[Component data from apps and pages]
:::

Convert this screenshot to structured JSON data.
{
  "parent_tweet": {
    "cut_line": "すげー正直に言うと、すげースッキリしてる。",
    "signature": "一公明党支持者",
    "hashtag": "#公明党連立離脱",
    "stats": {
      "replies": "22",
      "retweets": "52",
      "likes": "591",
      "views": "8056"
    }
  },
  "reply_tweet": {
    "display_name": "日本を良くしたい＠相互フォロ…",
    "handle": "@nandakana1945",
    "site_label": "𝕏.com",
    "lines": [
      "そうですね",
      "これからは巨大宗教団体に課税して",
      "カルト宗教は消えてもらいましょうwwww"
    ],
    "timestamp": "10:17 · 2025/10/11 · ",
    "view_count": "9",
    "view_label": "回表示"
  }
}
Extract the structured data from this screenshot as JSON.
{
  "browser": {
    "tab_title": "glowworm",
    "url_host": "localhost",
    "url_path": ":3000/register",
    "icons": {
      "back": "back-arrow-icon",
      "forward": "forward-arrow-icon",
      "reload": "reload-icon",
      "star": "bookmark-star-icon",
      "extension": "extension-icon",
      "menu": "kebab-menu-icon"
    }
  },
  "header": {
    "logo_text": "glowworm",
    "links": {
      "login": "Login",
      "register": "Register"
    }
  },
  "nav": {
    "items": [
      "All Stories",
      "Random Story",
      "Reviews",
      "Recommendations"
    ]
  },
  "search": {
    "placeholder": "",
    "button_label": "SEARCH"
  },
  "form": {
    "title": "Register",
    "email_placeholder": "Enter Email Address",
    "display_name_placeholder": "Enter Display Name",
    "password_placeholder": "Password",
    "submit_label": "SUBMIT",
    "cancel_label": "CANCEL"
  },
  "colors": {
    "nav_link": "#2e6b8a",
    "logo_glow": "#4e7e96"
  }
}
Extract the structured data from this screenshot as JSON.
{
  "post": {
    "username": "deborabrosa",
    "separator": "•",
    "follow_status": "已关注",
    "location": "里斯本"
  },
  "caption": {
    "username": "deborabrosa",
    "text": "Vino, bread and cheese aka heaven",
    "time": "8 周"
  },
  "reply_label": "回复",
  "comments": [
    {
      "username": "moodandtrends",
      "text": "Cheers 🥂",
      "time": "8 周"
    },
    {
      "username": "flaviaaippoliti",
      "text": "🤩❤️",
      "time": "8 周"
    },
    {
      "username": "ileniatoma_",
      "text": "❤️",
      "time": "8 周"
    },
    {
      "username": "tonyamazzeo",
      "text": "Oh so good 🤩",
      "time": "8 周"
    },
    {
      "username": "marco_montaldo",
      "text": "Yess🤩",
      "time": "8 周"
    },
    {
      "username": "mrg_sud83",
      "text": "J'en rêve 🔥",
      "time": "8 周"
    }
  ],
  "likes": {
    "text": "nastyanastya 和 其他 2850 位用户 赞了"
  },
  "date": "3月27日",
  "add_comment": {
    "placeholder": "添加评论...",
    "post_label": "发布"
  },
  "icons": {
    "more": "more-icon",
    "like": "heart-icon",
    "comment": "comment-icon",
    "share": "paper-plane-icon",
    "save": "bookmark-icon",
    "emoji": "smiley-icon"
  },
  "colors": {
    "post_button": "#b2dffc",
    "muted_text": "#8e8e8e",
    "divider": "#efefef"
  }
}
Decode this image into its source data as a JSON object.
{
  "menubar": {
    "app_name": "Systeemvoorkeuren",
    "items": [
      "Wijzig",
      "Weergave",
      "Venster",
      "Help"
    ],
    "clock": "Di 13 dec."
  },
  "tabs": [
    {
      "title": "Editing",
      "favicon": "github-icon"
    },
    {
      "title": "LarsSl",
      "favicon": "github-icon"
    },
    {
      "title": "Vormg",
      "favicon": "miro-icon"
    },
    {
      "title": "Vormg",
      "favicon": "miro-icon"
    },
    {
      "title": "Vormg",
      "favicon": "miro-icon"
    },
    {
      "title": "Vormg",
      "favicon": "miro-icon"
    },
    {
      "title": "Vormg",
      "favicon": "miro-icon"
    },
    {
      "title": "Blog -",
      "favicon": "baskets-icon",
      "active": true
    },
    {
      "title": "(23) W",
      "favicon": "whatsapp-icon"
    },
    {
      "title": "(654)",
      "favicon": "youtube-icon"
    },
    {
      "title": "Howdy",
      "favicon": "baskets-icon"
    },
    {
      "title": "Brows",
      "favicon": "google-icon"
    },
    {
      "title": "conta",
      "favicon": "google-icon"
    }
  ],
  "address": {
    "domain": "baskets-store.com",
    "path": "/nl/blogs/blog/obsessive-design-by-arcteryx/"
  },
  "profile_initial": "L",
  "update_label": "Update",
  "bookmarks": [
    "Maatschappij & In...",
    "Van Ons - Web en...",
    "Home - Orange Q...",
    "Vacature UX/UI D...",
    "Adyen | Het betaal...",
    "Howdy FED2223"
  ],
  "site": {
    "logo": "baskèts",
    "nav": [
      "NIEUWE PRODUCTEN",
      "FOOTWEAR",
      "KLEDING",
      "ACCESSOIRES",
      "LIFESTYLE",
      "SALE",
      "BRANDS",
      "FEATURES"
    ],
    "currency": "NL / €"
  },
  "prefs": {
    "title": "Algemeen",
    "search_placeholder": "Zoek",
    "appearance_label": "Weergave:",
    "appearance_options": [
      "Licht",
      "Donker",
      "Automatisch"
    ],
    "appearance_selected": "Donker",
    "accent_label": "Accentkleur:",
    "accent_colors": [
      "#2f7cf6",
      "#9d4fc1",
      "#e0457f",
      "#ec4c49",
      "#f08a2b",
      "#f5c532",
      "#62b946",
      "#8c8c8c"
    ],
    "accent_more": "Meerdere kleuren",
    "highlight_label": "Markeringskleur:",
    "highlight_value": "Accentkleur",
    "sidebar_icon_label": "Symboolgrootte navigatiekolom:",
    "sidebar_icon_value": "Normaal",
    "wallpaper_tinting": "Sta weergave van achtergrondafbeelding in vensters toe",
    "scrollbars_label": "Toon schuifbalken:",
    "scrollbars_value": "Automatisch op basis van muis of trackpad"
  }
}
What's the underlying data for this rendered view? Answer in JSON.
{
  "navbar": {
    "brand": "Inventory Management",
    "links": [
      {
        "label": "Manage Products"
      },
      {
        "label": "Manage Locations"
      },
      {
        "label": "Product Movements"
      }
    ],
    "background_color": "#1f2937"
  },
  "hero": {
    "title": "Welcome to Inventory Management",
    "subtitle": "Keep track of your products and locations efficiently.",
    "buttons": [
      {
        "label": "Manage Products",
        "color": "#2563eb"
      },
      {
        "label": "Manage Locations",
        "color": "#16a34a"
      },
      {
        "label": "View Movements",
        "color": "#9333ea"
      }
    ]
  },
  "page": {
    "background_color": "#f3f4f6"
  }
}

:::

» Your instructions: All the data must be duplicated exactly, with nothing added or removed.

» Response to the task:
Convert this screenshot to structured JSON data.
{
  "parent_tweet": {
    "cut_line": "すげー正直に言うと、すげースッキリしてる。",
    "signature": "一公明党支持者",
    "hashtag": "#公明党連立離脱",
    "stats": {
      "replies": "22",
      "retweets": "52",
      "likes": "591",
      "views": "8056"
    }
  },
  "reply_tweet": {
    "display_name": "日本を良くしたい＠相互フォロ…",
    "handle": "@nandakana1945",
    "site_label": "𝕏.com",
    "lines": [
      "そうですね",
      "これからは巨大宗教団体に課税して",
      "カルト宗教は消えてもらいましょうwwww"
    ],
    "timestamp": "10:17 · 2025/10/11 · ",
    "view_count": "9",
    "view_label": "回表示"
  }
}
Extract the structured data from this screenshot as JSON.
{
  "browser": {
    "tab_title": "glowworm",
    "url_host": "localhost",
    "url_path": ":3000/register",
    "icons": {
      "back": "back-arrow-icon",
      "forward": "forward-arrow-icon",
      "reload": "reload-icon",
      "star": "bookmark-star-icon",
      "extension": "extension-icon",
      "menu": "kebab-menu-icon"
    }
  },
  "header": {
    "logo_text": "glowworm",
    "links": {
      "login": "Login",
      "register": "Register"
    }
  },
  "nav": {
    "items": [
      "All Stories",
      "Random Story",
      "Reviews",
      "Recommendations"
    ]
  },
  "search": {
    "placeholder": "",
    "button_label": "SEARCH"
  },
  "form": {
    "title": "Register",
    "email_placeholder": "Enter Email Address",
    "display_name_placeholder": "Enter Display Name",
    "password_placeholder": "Password",
    "submit_label": "SUBMIT",
    "cancel_label": "CANCEL"
  },
  "colors": {
    "nav_link": "#2e6b8a",
    "logo_glow": "#4e7e96"
  }
}
Extract the structured data from this screenshot as JSON.
{
  "post": {
    "username": "deborabrosa",
    "separator": "•",
    "follow_status": "已关注",
    "location": "里斯本"
  },
  "caption": {
    "username": "deborabrosa",
    "text": "Vino, bread and cheese aka heaven",
    "time": "8 周"
  },
  "reply_label": "回复",
  "comments": [
    {
      "username": "moodandtrends",
      "text": "Cheers 🥂",
      "time": "8 周"
    },
    {
      "username": "flaviaaippoliti",
      "text": "🤩❤️",
      "time": "8 周"
    },
    {
      "username": "ileniatoma_",
      "text": "❤️",
      "time": "8 周"
    },
    {
      "username": "tonyamazzeo",
      "text": "Oh so good 🤩",
      "time": "8 周"
    },
    {
      "username": "marco_montaldo",
      "text": "Yess🤩",
      "time": "8 周"
    },
    {
      "username": "mrg_sud83",
      "text": "J'en rêve 🔥",
      "time": "8 周"
    }
  ],
  "likes": {
    "text": "nastyanastya 和 其他 2850 位用户 赞了"
  },
  "date": "3月27日",
  "add_comment": {
    "placeholder": "添加评论...",
    "post_label": "发布"
  },
  "icons": {
    "more": "more-icon",
    "like": "heart-icon",
    "comment": "comment-icon",
    "share": "paper-plane-icon",
    "save": "bookmark-icon",
    "emoji": "smiley-icon"
  },
  "colors": {
    "post_button": "#b2dffc",
    "muted_text": "#8e8e8e",
    "divider": "#efefef"
  }
}
Decode this image into its source data as a JSON object.
{
  "menubar": {
    "app_name": "Systeemvoorkeuren",
    "items": [
      "Wijzig",
      "Weergave",
      "Venster",
      "Help"
    ],
    "clock": "Di 13 dec."
  },
  "tabs": [
    {
      "title": "Editing",
      "favicon": "github-icon"
    },
    {
      "title": "LarsSl",
      "favicon": "github-icon"
    },
    {
      "title": "Vormg",
      "favicon": "miro-icon"
    },
    {
      "title": "Vormg",
      "favicon": "miro-icon"
    },
    {
      "title": "Vormg",
      "favicon": "miro-icon"
    },
    {
      "title": "Vormg",
      "favicon": "miro-icon"
    },
    {
      "title": "Vormg",
      "favicon": "miro-icon"
    },
    {
      "title": "Blog -",
      "favicon": "baskets-icon",
      "active": true
    },
    {
      "title": "(23) W",
      "favicon": "whatsapp-icon"
    },
    {
      "title": "(654)",
      "favicon": "youtube-icon"
    },
    {
      "title": "Howdy",
      "favicon": "baskets-icon"
    },
    {
      "title": "Brows",
      "favicon": "google-icon"
    },
    {
      "title": "conta",
      "favicon": "google-icon"
    }
  ],
  "address": {
    "domain": "baskets-store.com",
    "path": "/nl/blogs/blog/obsessive-design-by-arcteryx/"
  },
  "profile_initial": "L",
  "update_label": "Update",
  "bookmarks": [
    "Maatschappij & In...",
    "Van Ons - Web en...",
    "Home - Orange Q...",
    "Vacature UX/UI D...",
    "Adyen | Het betaal...",
    "Howdy FED2223"
  ],
  "site": {
    "logo": "baskèts",
    "nav": [
      "NIEUWE PRODUCTEN",
      "FOOTWEAR",
      "KLEDING",
      "ACCESSOIRES",
      "LIFESTYLE",
      "SALE",
      "BRANDS",
      "FEATURES"
    ],
    "currency": "NL / €"
  },
  "prefs": {
    "title": "Algemeen",
    "search_placeholder": "Zoek",
    "appearance_label": "Weergave:",
    "appearance_options": [
      "Licht",
      "Donker",
      "Automatisch"
    ],
    "appearance_selected": "Donker",
    "accent_label": "Accentkleur:",
    "accent_colors": [
      "#2f7cf6",
      "#9d4fc1",
      "#e0457f",
      "#ec4c49",
      "#f08a2b",
      "#f5c532",
      "#62b946",
      "#8c8c8c"
    ],
    "accent_more": "Meerdere kleuren",
    "highlight_label": "Markeringskleur:",
    "highlight_value": "Accentkleur",
    "sidebar_icon_label": "Symboolgrootte navigatiekolom:",
    "sidebar_icon_value": "Normaal",
    "wallpaper_tinting": "Sta weergave van achtergrondafbeelding in vensters toe",
    "scrollbars_label": "Toon schuifbalken:",
    "scrollbars_value": "Automatisch op basis van muis of trackpad"
  }
}
What's the underlying data for this rendered view? Answer in JSON.
{
  "navbar": {
    "brand": "Inventory Management",
    "links": [
      {
        "label": "Manage Products"
      },
      {
        "label": "Manage Locations"
      },
      {
        "label": "Product Movements"
      }
    ],
    "background_color": "#1f2937"
  },
  "hero": {
    "title": "Welcome to Inventory Management",
    "subtitle": "Keep track of your products and locations efficiently.",
    "buttons": [
      {
        "label": "Manage Products",
        "color": "#2563eb"
      },
      {
        "label": "Manage Locations",
        "color": "#16a34a"
      },
      {
        "label": "View Movements",
        "color": "#9333ea"
      }
    ]
  },
  "page": {
    "background_color": "#f3f4f6"
  }
}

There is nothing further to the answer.